  1. As I'd expected, a wonderful review of Ira Levin's most notable novel. He really did mingle "... the everyday with the horrific" with this one. When I did the audiobook recently, read by Mia Farrow herself in fact, how much the reader becomes involved with Rosemary (especially by the end) was surprising. Credit the author for pulling that one off. That, and accepting the pull of motherhood upon our heroine, especially with the choices she comes arounds to. I was touched by it.

    "I admired that she seemed to wake from her Do Whatever I'm Told stupor but she'd basically painted herself into a corner by the time she realized she needed to get out."

    Yeah, so true. I thought my blogging colleague, Colonel Mortimer, coined it best in his recent Halloween review of DEAD & BURIED:

    "... but leads to a great “the protagonist is fucked” endgame"

    It's been so long since I did an Ira Levin book and I'd forgotten how elegant the author wrote. He could give meaning to the story without overly flowery prose or catchy dialogue. He was a great storyteller and this novel did so much to unsettle and entertain. Thanks, Rachel.

  2. I am so not a horror fan, ergo haven't read this book or seen the movie or plan to, but even apart from that I've never been a big Mia Farrow fan.

    So - you're not blogging again till the new year? What will I do?
    Just kidding. Go forth and enjoy your IRL life. Yes, I realize there is a redundancy there but it's the sentiment that matters.

  3. Hey Michael, great quote from the other review! Thanks for sharing that. I think it takes a special story to keep a reader interested in that type of endgame.

    I noted the same thing about his writing style. I've always liked the bare bones approach since I'm the type of reader that likes to do a lot of work while I'm reading. I like to have holes to fill in. :)

    Hi Maya - If you ever do want to try a horror this would certainly be the one to go with. There is only one scene that gives a true horror vibe, the rest is psychological.
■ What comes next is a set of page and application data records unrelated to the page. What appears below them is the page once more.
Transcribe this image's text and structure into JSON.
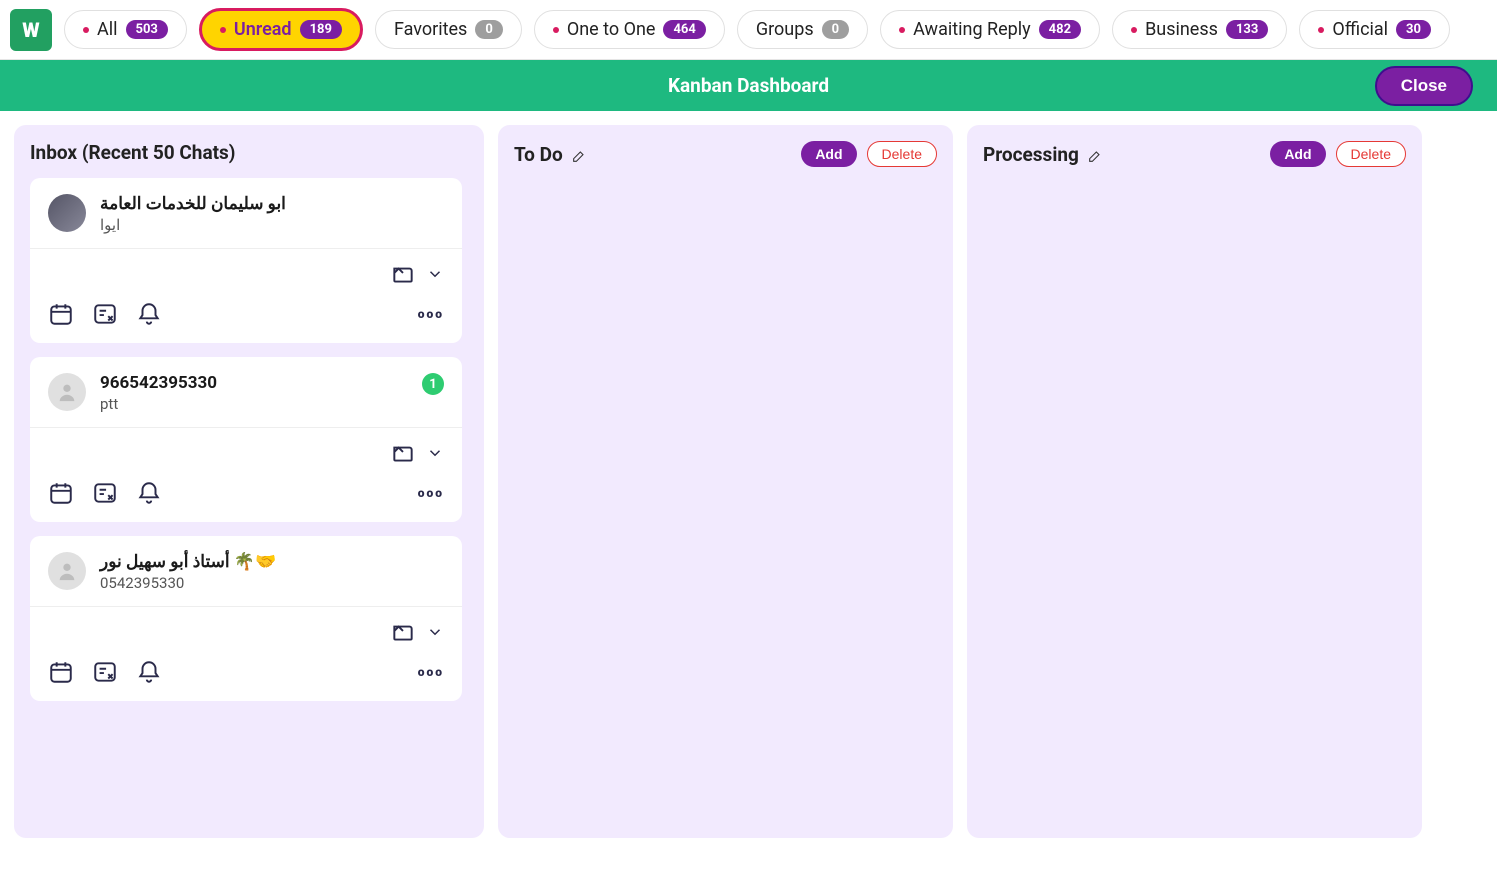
{
  "tabs": [
    {
      "label": "All",
      "count": "503",
      "dot": true
    },
    {
      "label": "Unread",
      "count": "189",
      "dot": true,
      "active": true
    },
    {
      "label": "Favorites",
      "count": "0",
      "dot": false,
      "gray": true
    },
    {
      "label": "One to One",
      "count": "464",
      "dot": true
    },
    {
      "label": "Groups",
      "count": "0",
      "dot": false,
      "gray": true
    },
    {
      "label": "Awaiting Reply",
      "count": "482",
      "dot": true
    },
    {
      "label": "Business",
      "count": "133",
      "dot": true
    },
    {
      "label": "Official",
      "count": "30",
      "dot": true
    }
  ],
  "titlebar": {
    "title": "Kanban Dashboard",
    "close": "Close"
  },
  "inbox": {
    "title": "Inbox (Recent 50 Chats)",
    "chats": [
      {
        "name": "ابو سليمان للخدمات العامة",
        "msg": "ايوا",
        "avatar": "img"
      },
      {
        "name": "966542395330",
        "msg": "ptt",
        "unread": "1"
      },
      {
        "name": "أستاذ أبو سهيل نور 🌴🤝",
        "msg": "0542395330"
      }
    ]
  },
  "columns": [
    {
      "title": "To Do",
      "add": "Add",
      "del": "Delete"
    },
    {
      "title": "Processing",
      "add": "Add",
      "del": "Delete"
    }
  ]
}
    I only meant a break from the joint posts. I'll keep posting (infrequently though it may be) throughout the rest of the year. But, don't worry, I am definitely going forth and enjoying my real life life.